This holiday season channel your inner elf and join Buddy on his journey from the North Pole to New York City to find his real family. For this journey you’ll need provisions (four food groups recommended: candy, candy canes, candy corns and syrup), snowballs and an ability to sing very loud (but maybe wait for the ride home). Most of all, you’ll need family and friends and a desire to spread holiday cheer. Donna Drake (“The Wizard of Oz”) returns to direct this delightful holiday show.
We Are Proud to Present a Presentation About the Herero of Namibia, Formerly Known as Southwest Africa, From the German Südwestafrika, Between the Years 1884–1915
By Jackie Sibblies Drury
Directed by Gilbert McCauley
Feb. 22 – March 3
Ever wonder what it would be like to be in the rehearsal room when actors are digging ferociously into their psyches to discover a moment of revelation or arguing heatedly over a character’s motivation? In “We Are Proud to Present …,” a company of six actors gathers in a rehearsal room to tell the little-known story of the first genocide of the 20th century—the extinction of the Herero tribe at the hands of their German colonizers. Along the way, they test the limits of empathy as their own stories, subjectivities, assumptions and prejudices catalyze their theatrical process. Eventually the full force of a horrific past crashes into the good intentions of the present, and what seemed a faraway place and time comes all too close to home in this exceptional play about the sensitivities and difficulties inherent in the act of storytelling itself.
The Wild Party
Book, Music and Lyrics by Andrew Lippa

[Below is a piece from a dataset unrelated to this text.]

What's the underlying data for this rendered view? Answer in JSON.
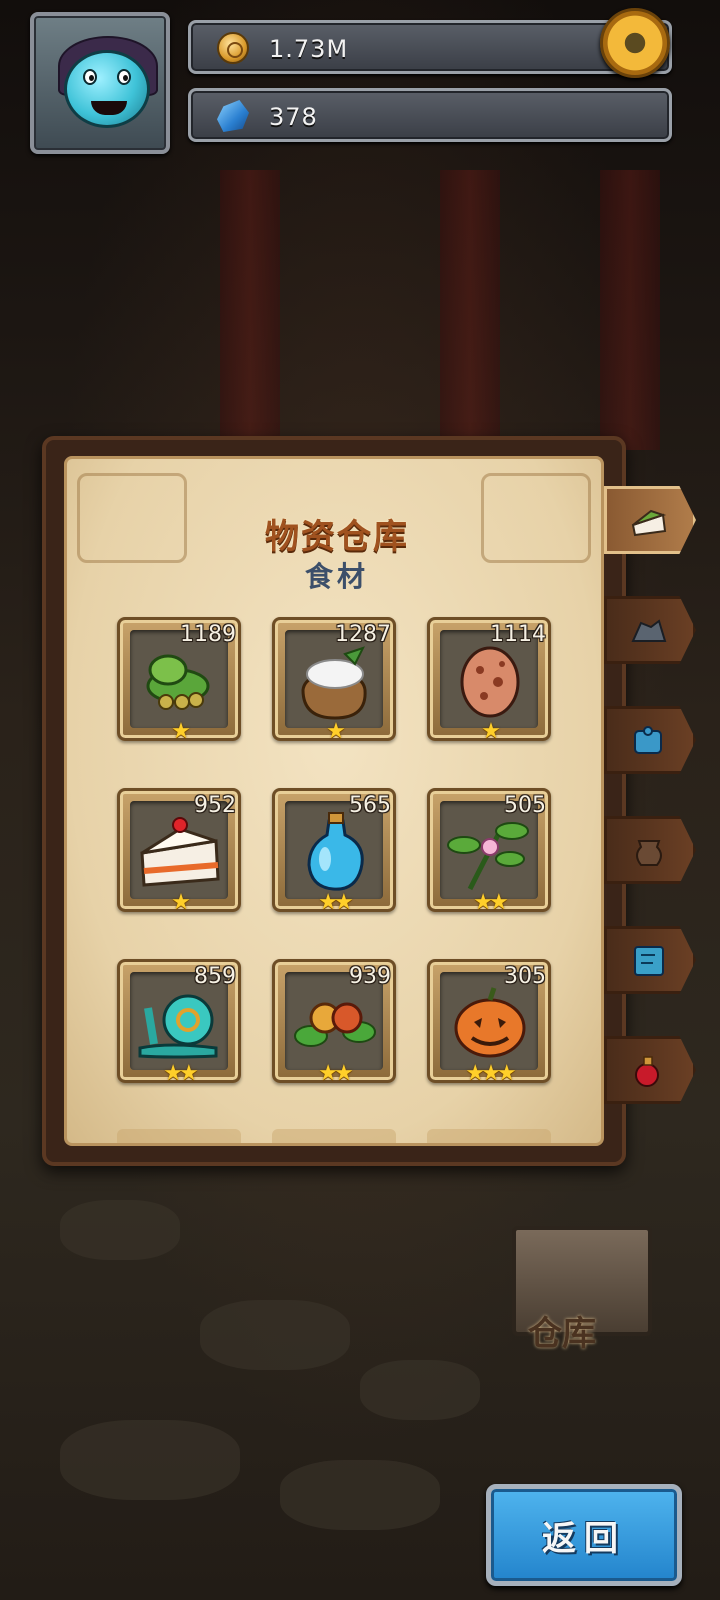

Based on the Poem by Joseph Moncure March
Directed by Katherine McGerr and Andrea Leigh-Smith
Musical Direction by Brian Cimmet
March 29 – April 7
You’re invited to a party—a wild Hollywood party set in the Roaring 20s. Queenie and Burrs are your hosts. An intoxicating array of beverages will be served, music and dancing will raise the roof and trouble will most certainly make an appearance. What’s a party without at least a little trouble? Based on Joseph Moncure March's 1928 narrative poem, “The Wild Party” is a steamy prohibition tale driven by one of the most exciting, pulse-racing scores ever written. When you need to cut loose, how far is too far?
By Naomi Iizuka
Directed by Holly Thuma
May 3 – 11
A hard-hitting and clear-eyed look at the troubling aftermath of the sexual assault of a 16-year-old girl by members of a high school football team. Based on actual events, “Good Kids” examines how social media makes private lives public in ways we don't always anticipate and can't always control. At the same time, it sheds light on issues that are often treated as isolated incidents—but which, in truth, reflect attitudes and beliefs prevalent in the culture at large.